:: WORK TO BE COMPLETED ::
Copy each line of the listing where the word "name" can be found.

:: DATA UNDER STUDY ::

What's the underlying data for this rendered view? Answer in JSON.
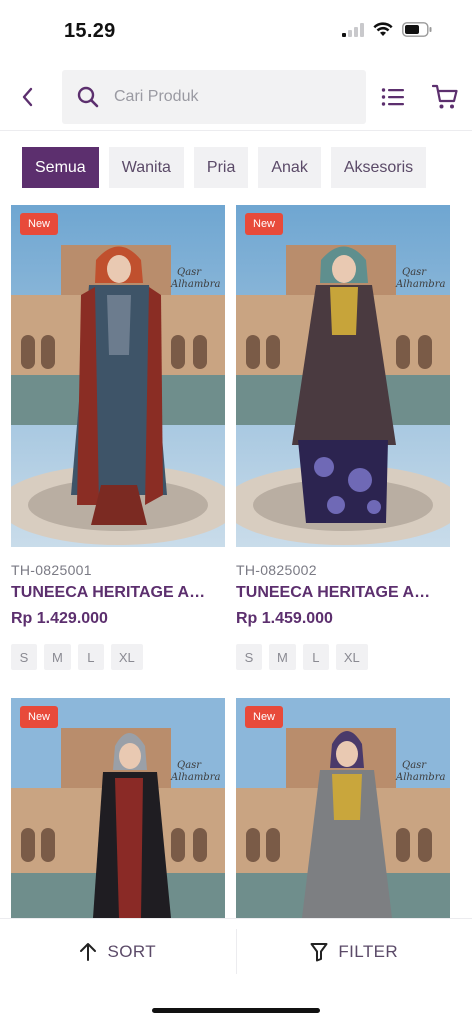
{
  "status": {
    "time": "15.29"
  },
  "search": {
    "placeholder": "Cari Produk"
  },
  "tabs": [
    {
      "label": "Semua",
      "active": true
    },
    {
      "label": "Wanita",
      "active": false
    },
    {
      "label": "Pria",
      "active": false
    },
    {
      "label": "Anak",
      "active": false
    },
    {
      "label": "Aksesoris",
      "active": false
    }
  ],
  "products": [
    {
      "badge": "New",
      "sku": "TH-0825001",
      "name": "TUNEECA HERITAGE Aba...",
      "price": "Rp 1.429.000",
      "sizes": [
        "S",
        "M",
        "L",
        "XL"
      ]
    },
    {
      "badge": "New",
      "sku": "TH-0825002",
      "name": "TUNEECA HERITAGE Aba...",
      "price": "Rp 1.459.000",
      "sizes": [
        "S",
        "M",
        "L",
        "XL"
      ]
    },
    {
      "badge": "New"
    },
    {
      "badge": "New"
    }
  ],
  "bottom": {
    "sort_label": "SORT",
    "filter_label": "FILTER"
  },
  "colors": {
    "brand": "#5c2f6e",
    "badge": "#e84a3a"
  }
}
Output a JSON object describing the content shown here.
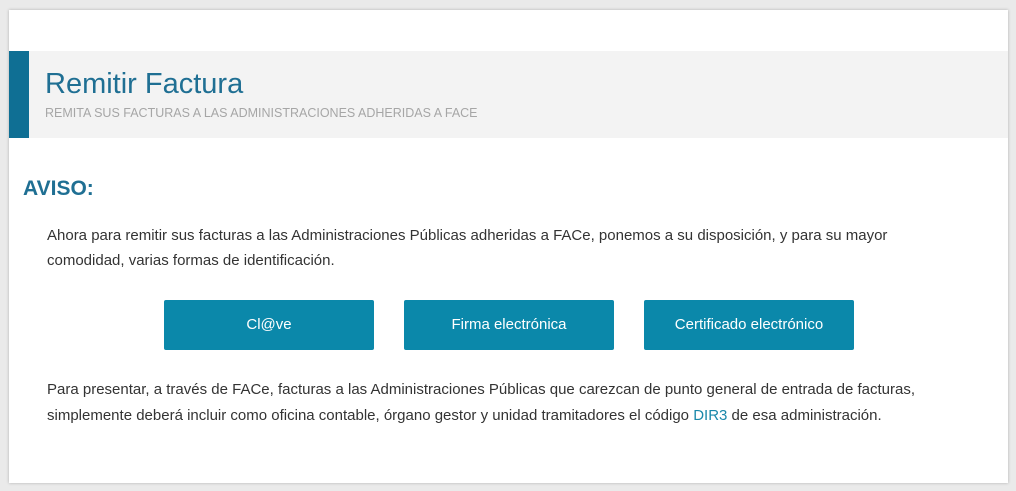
{
  "header": {
    "title": "Remitir Factura",
    "subtitle": "REMITA SUS FACTURAS A LAS ADMINISTRACIONES ADHERIDAS A FACE",
    "accent_color": "#0f6f94"
  },
  "notice": {
    "heading": "AVISO:",
    "intro": "Ahora para remitir sus facturas a las Administraciones Públicas adheridas a FACe, ponemos a su disposición, y para su mayor comodidad, varias formas de identificación.",
    "note_before": "Para presentar, a través de FACe, facturas a las Administraciones Públicas que carezcan de punto general de entrada de facturas, simplemente deberá incluir como oficina contable, órgano gestor y unidad tramitadores el código ",
    "note_link": "DIR3",
    "note_after": " de esa administración."
  },
  "buttons": {
    "clave": "Cl@ve",
    "firma": "Firma electrónica",
    "certificado": "Certificado electrónico",
    "color": "#0b88aa"
  }
}
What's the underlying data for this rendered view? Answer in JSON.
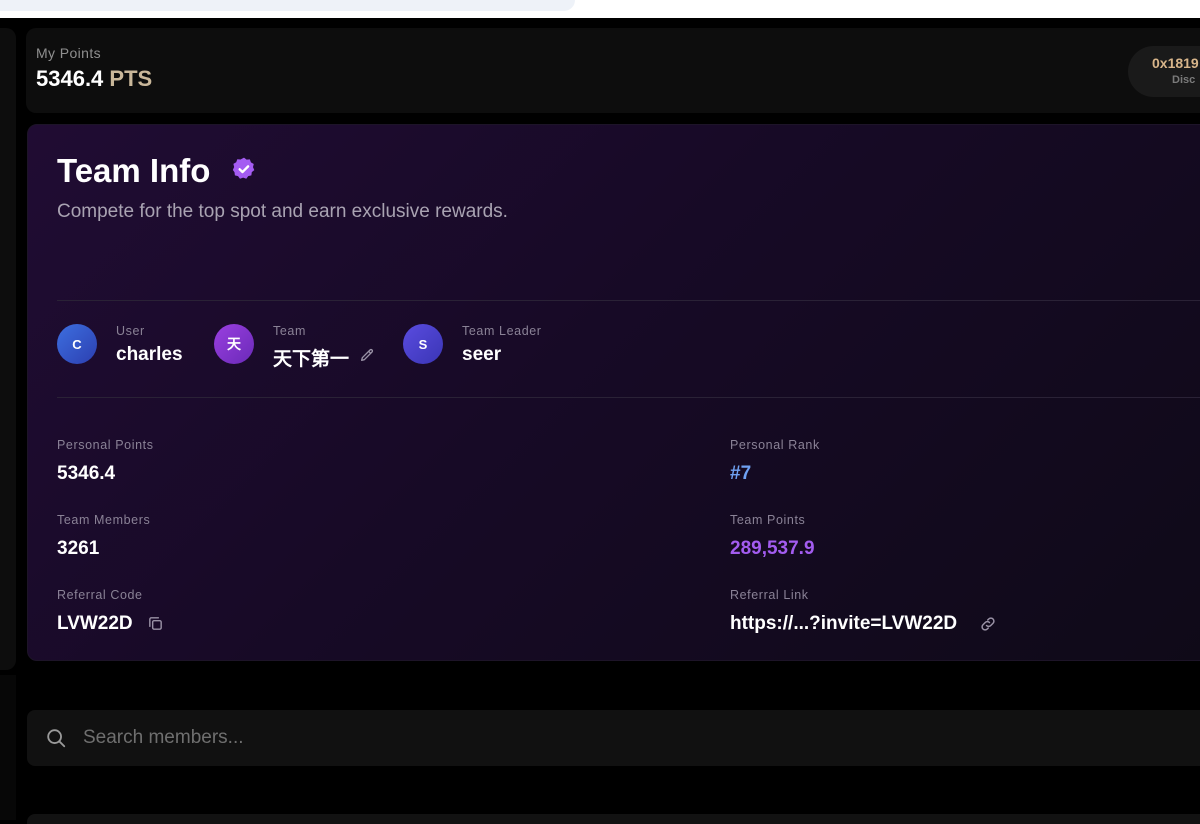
{
  "header": {
    "points_label": "My Points",
    "points_value": "5346.4",
    "points_unit": "PTS",
    "wallet_address": "0x1819",
    "wallet_sub": "Disc"
  },
  "team_card": {
    "title": "Team Info",
    "subtitle": "Compete for the top spot and earn exclusive rewards.",
    "user": {
      "label": "User",
      "name": "charles",
      "avatar_initial": "C"
    },
    "team": {
      "label": "Team",
      "name": "天下第一",
      "avatar_initial": "天"
    },
    "leader": {
      "label": "Team Leader",
      "name": "seer",
      "avatar_initial": "S"
    },
    "stats": {
      "personal_points": {
        "label": "Personal Points",
        "value": "5346.4"
      },
      "personal_rank": {
        "label": "Personal Rank",
        "value": "#7"
      },
      "team_members": {
        "label": "Team Members",
        "value": "3261"
      },
      "team_points": {
        "label": "Team Points",
        "value": "289,537.9"
      },
      "referral_code": {
        "label": "Referral Code",
        "value": "LVW22D"
      },
      "referral_link": {
        "label": "Referral Link",
        "value": "https://...?invite=LVW22D"
      }
    }
  },
  "search": {
    "placeholder": "Search members...",
    "value": ""
  },
  "colors": {
    "accent_purple": "#a35cf0",
    "rank_blue": "#6fa1f2",
    "points_unit": "#c9b79a",
    "wallet_text": "#d8b58a"
  },
  "icons": [
    "verified-badge-icon",
    "edit-pencil-icon",
    "copy-icon",
    "link-icon",
    "search-icon"
  ]
}
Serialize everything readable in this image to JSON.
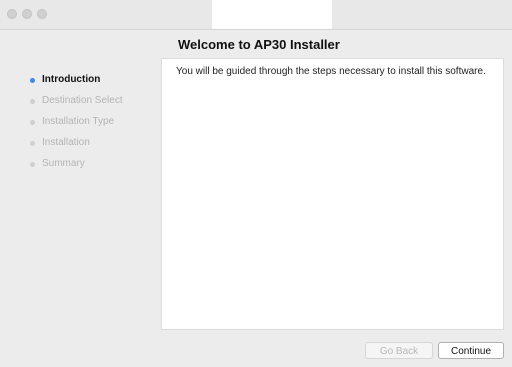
{
  "window": {
    "title": "Welcome to AP30 Installer"
  },
  "sidebar": {
    "steps": [
      {
        "label": "Introduction",
        "active": true
      },
      {
        "label": "Destination Select",
        "active": false
      },
      {
        "label": "Installation Type",
        "active": false
      },
      {
        "label": "Installation",
        "active": false
      },
      {
        "label": "Summary",
        "active": false
      }
    ]
  },
  "main": {
    "body": "You will be guided through the steps necessary to install this software."
  },
  "footer": {
    "back_label": "Go Back",
    "continue_label": "Continue"
  },
  "colors": {
    "active_dot": "#3b8be7",
    "inactive_text": "#b4b4b4"
  }
}
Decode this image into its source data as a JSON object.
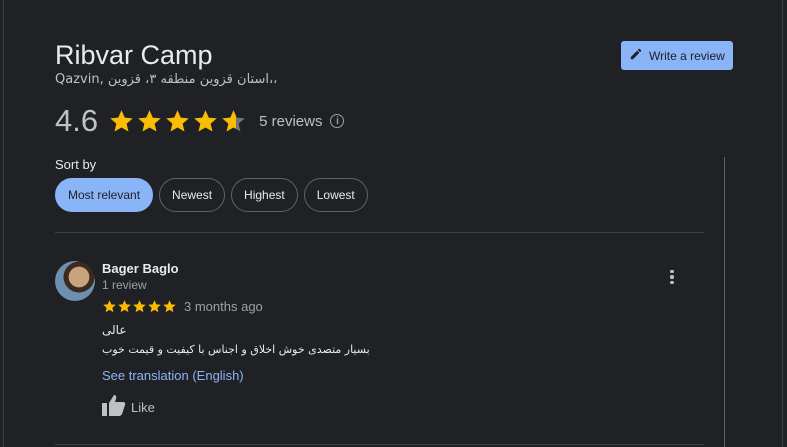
{
  "place": {
    "name": "Ribvar Camp",
    "address": "Qazvin, استان قزوین منطقه ۳، قزوین،،"
  },
  "header": {
    "write_review_label": "Write a review",
    "rating_value": "4.6",
    "rating_stars": 4.6,
    "reviews_count_label": "5 reviews",
    "info_icon": "info-icon"
  },
  "sort": {
    "label": "Sort by",
    "options": [
      "Most relevant",
      "Newest",
      "Highest",
      "Lowest"
    ],
    "selected": "Most relevant"
  },
  "reviews": [
    {
      "author": "Bager Baglo",
      "meta": "1 review",
      "stars": 5,
      "date": "3 months ago",
      "text_line1": "عالی",
      "text_line2": "بسیار متصدی خوش اخلاق و اجناس با کیفیت و قیمت خوب",
      "translation_link": "See translation (English)",
      "like_label": "Like"
    }
  ],
  "colors": {
    "background": "#202124",
    "accent": "#8ab4f8",
    "star": "#fbbc04"
  }
}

:: WRITTEN ANSWER ::
      "name": "TUNEECA HERITAGE Aba...",
      "name": "TUNEECA HERITAGE Aba...",
      "name": "charles",
      "name": "天下第一",
      "name": "seer",
    "name": "Ribvar Camp",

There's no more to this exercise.